Required work
Supply the number of lines below containing "Раздельный", nothing else.

Input data
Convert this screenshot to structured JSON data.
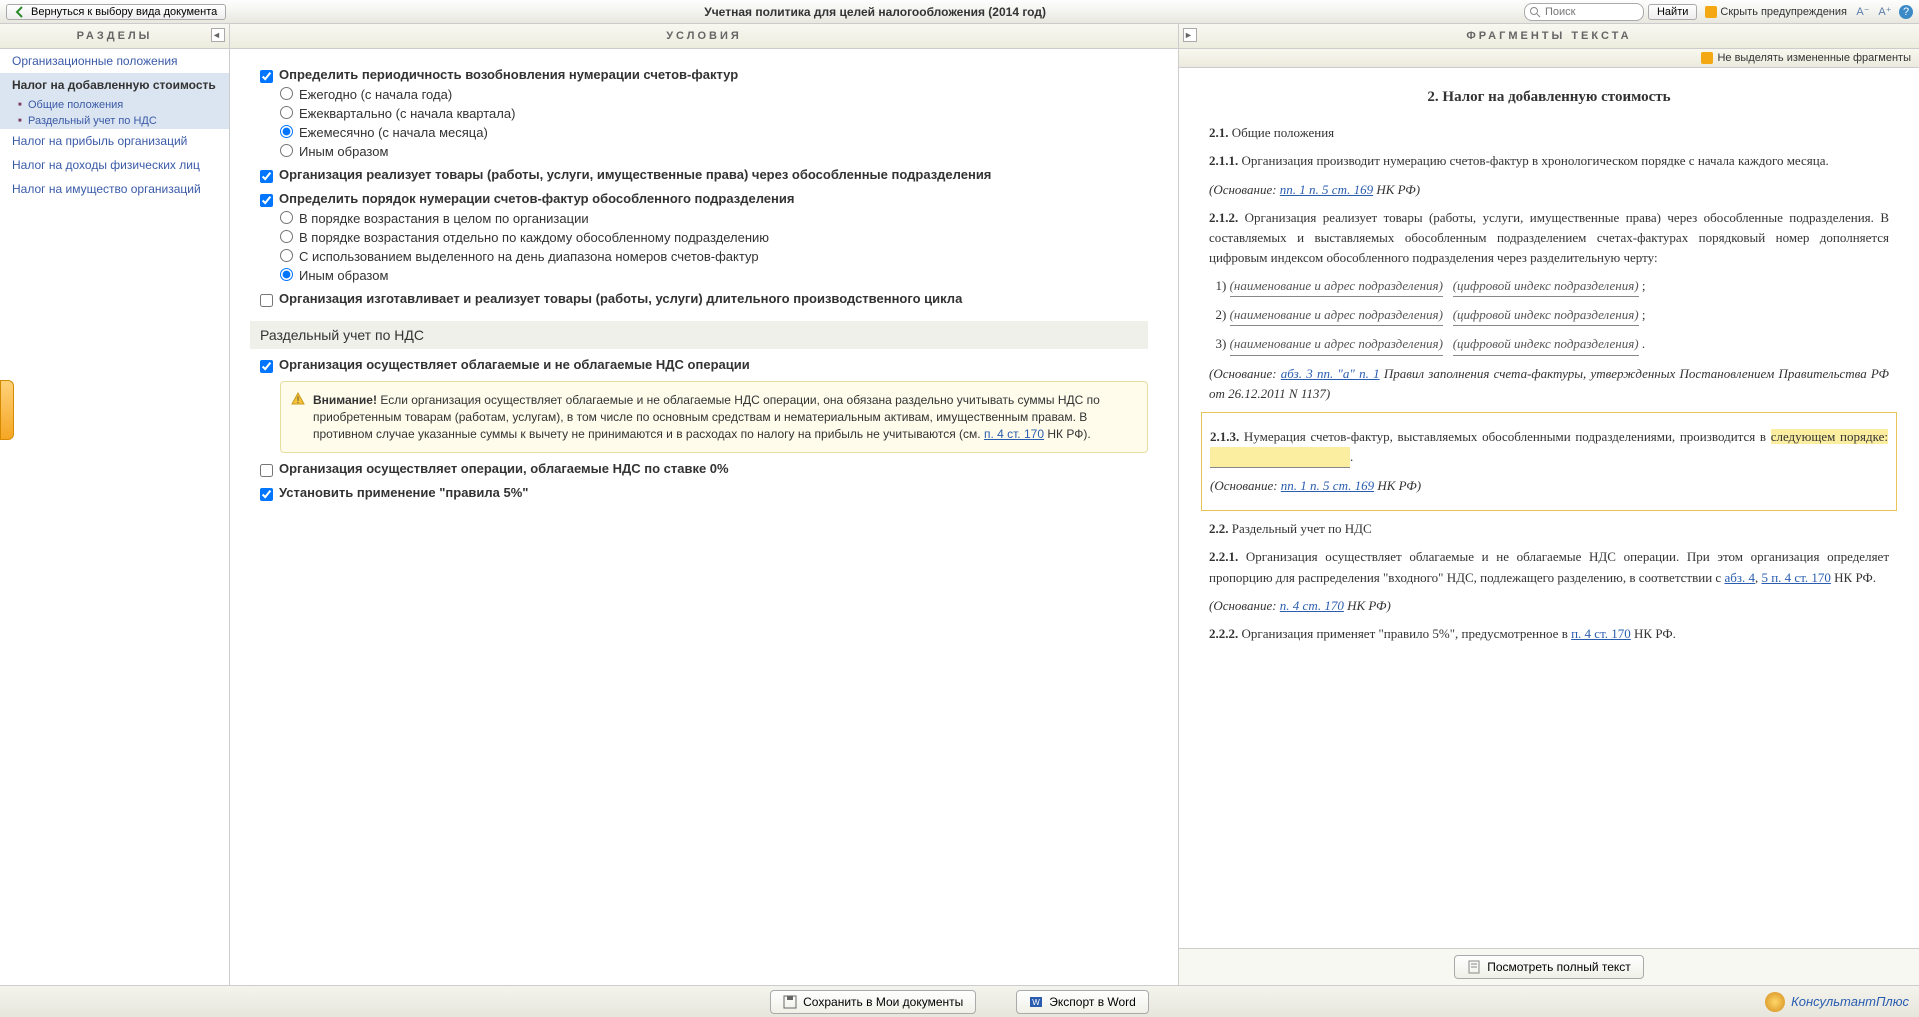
{
  "topbar": {
    "back": "Вернуться к выбору вида документа",
    "title": "Учетная политика для целей налогообложения (2014 год)",
    "search_placeholder": "Поиск",
    "find": "Найти",
    "hide_warnings": "Скрыть предупреждения"
  },
  "columns": {
    "sections": "РАЗДЕЛЫ",
    "conditions": "УСЛОВИЯ",
    "fragments": "ФРАГМЕНТЫ ТЕКСТА"
  },
  "sections": {
    "items": [
      "Организационные положения",
      "Налог на добавленную стоимость",
      "Налог на прибыль организаций",
      "Налог на доходы физических лиц",
      "Налог на имущество организаций"
    ],
    "subs": [
      "Общие положения",
      "Раздельный учет по НДС"
    ]
  },
  "conditions": {
    "c1": "Определить периодичность возобновления нумерации счетов-фактур",
    "r1": "Ежегодно (с начала года)",
    "r2": "Ежеквартально (с начала квартала)",
    "r3": "Ежемесячно (с начала месяца)",
    "r4": "Иным образом",
    "c2": "Организация реализует товары (работы, услуги, имущественные права) через обособленные подразделения",
    "c3": "Определить порядок нумерации счетов-фактур обособленного подразделения",
    "r5": "В порядке возрастания в целом по организации",
    "r6": "В порядке возрастания отдельно по каждому обособленному подразделению",
    "r7": "С использованием выделенного на день диапазона номеров счетов-фактур",
    "r8": "Иным образом",
    "c4": "Организация изготавливает и реализует товары (работы, услуги) длительного производственного цикла",
    "sub1": "Раздельный учет по НДС",
    "c5": "Организация осуществляет облагаемые и не облагаемые НДС операции",
    "warn_label": "Внимание!",
    "warn_text": " Если организация осуществляет облагаемые и не облагаемые НДС операции, она обязана раздельно учитывать суммы НДС по приобретенным товарам (работам, услугам), в том числе по основным средствам и нематериальным активам, имущественным правам. В противном случае указанные суммы к вычету не принимаются и в расходах по налогу на прибыль не учитываются (см. ",
    "warn_link": "п. 4 ст. 170",
    "warn_tail": " НК РФ).",
    "c6": "Организация осуществляет операции, облагаемые НДС по ставке 0%",
    "c7": "Установить применение \"правила 5%\""
  },
  "fragments": {
    "toolbar": "Не выделять измененные фрагменты",
    "h2": "2. Налог на добавленную стоимость",
    "s21": "2.1.",
    "s21t": " Общие положения",
    "s211": "2.1.1.",
    "s211t": " Организация производит нумерацию счетов-фактур в хронологическом порядке с начала каждого месяца.",
    "base": "(Основание: ",
    "link1": "пп. 1 п. 5 ст. 169",
    "nkrf": " НК РФ)",
    "s212": "2.1.2.",
    "s212t": " Организация реализует товары (работы, услуги, имущественные права) через обособленные подразделения. В составляемых и выставляемых обособленным подразделением счетах-фактурах порядковый номер дополняется цифровым индексом обособленного подразделения через разделительную черту:",
    "l1": "1)",
    "l2": "2)",
    "l3": "3)",
    "fill1": "(наименование и адрес подразделения)",
    "fill2": "(цифровой индекс подразделения)",
    "semi": ";",
    "dot": ".",
    "link2": "абз. 3 пп. \"а\" п. 1",
    "base2tail": " Правил заполнения счета-фактуры, утвержденных Постановлением Правительства РФ от 26.12.2011 N 1137)",
    "s213": "2.1.3.",
    "s213a": " Нумерация счетов-фактур, выставляемых обособленными подразделениями, производится в ",
    "s213hl": "следующем порядке: ",
    "s22": "2.2.",
    "s22t": " Раздельный учет по НДС",
    "s221": "2.2.1.",
    "s221t": " Организация осуществляет облагаемые и не облагаемые НДС операции. При этом организация определяет пропорцию для распределения \"входного\" НДС, подлежащего разделению, в соответствии с ",
    "link3": "абз. 4",
    "comma": ", ",
    "link4": "5 п. 4 ст. 170",
    "nkrf2": " НК РФ.",
    "link5": "п. 4 ст. 170",
    "s222": "2.2.2.",
    "s222t": " Организация применяет \"правило 5%\", предусмотренное в ",
    "full_text_btn": "Посмотреть полный текст"
  },
  "bottom": {
    "save": "Сохранить в Мои документы",
    "export": "Экспорт в Word",
    "brand": "КонсультантПлюс"
  }
}
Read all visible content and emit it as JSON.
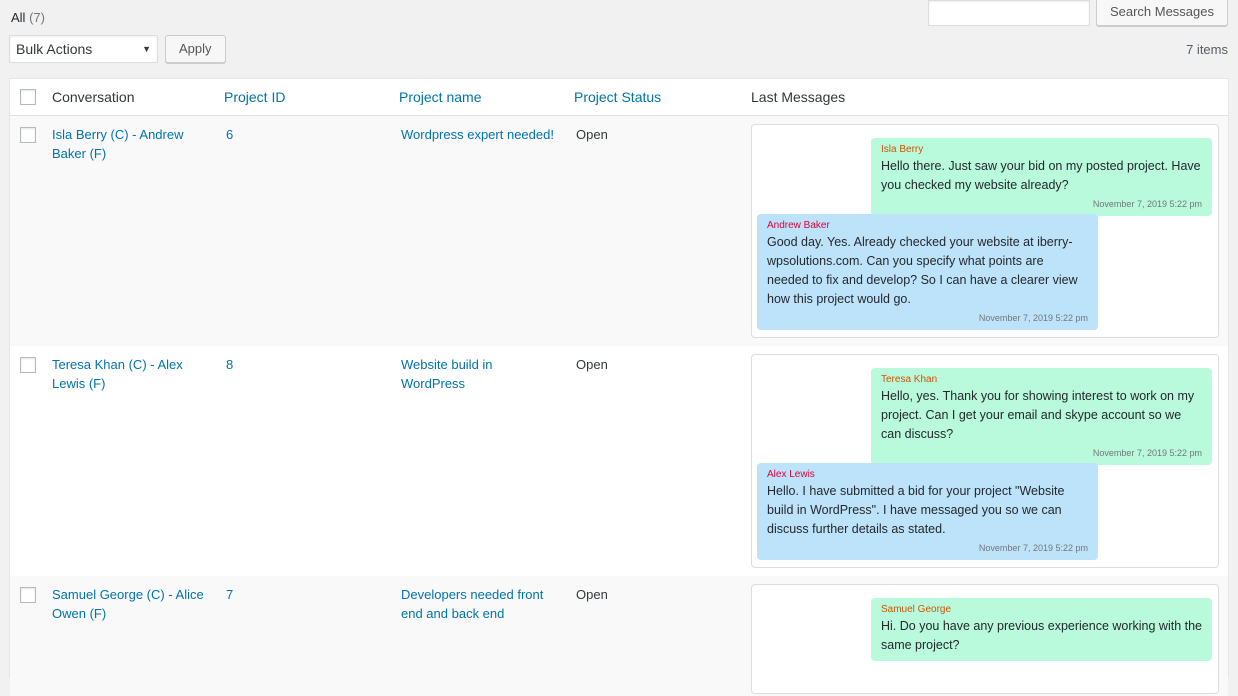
{
  "filter": {
    "label": "All",
    "count": "(7)"
  },
  "search": {
    "value": "",
    "button": "Search Messages"
  },
  "bulk": {
    "selected": "Bulk Actions",
    "apply": "Apply"
  },
  "items_count": "7 items",
  "columns": {
    "conversation": "Conversation",
    "project_id": "Project ID",
    "project_name": "Project name",
    "project_status": "Project Status",
    "last_messages": "Last Messages"
  },
  "rows": [
    {
      "conversation": "Isla Berry (C) - Andrew Baker (F)",
      "project_id": "6",
      "project_name": "Wordpress expert needed!",
      "status": "Open",
      "messages": [
        {
          "author": "Isla Berry",
          "text": "Hello there. Just saw your bid on my posted project. Have you checked my website already?",
          "time": "November 7, 2019 5:22 pm"
        },
        {
          "author": "Andrew Baker",
          "text": "Good day. Yes. Already checked your website at iberry-wpsolutions.com. Can you specify what points are needed to fix and develop? So I can have a clearer view how this project would go.",
          "time": "November 7, 2019 5:22 pm"
        }
      ]
    },
    {
      "conversation": "Teresa Khan (C) - Alex Lewis (F)",
      "project_id": "8",
      "project_name": "Website build in WordPress",
      "status": "Open",
      "messages": [
        {
          "author": "Teresa Khan",
          "text": "Hello, yes. Thank you for showing interest to work on my project. Can I get your email and skype account so we can discuss?",
          "time": "November 7, 2019 5:22 pm"
        },
        {
          "author": "Alex Lewis",
          "text": "Hello. I have submitted a bid for your project \"Website build in WordPress\". I have messaged you so we can discuss further details as stated.",
          "time": "November 7, 2019 5:22 pm"
        }
      ]
    },
    {
      "conversation": "Samuel George (C) - Alice Owen (F)",
      "project_id": "7",
      "project_name": "Developers needed front end and back end",
      "status": "Open",
      "messages": [
        {
          "author": "Samuel George",
          "text": "Hi. Do you have any previous experience working with the same project?",
          "time": ""
        }
      ]
    }
  ]
}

Exercise response
3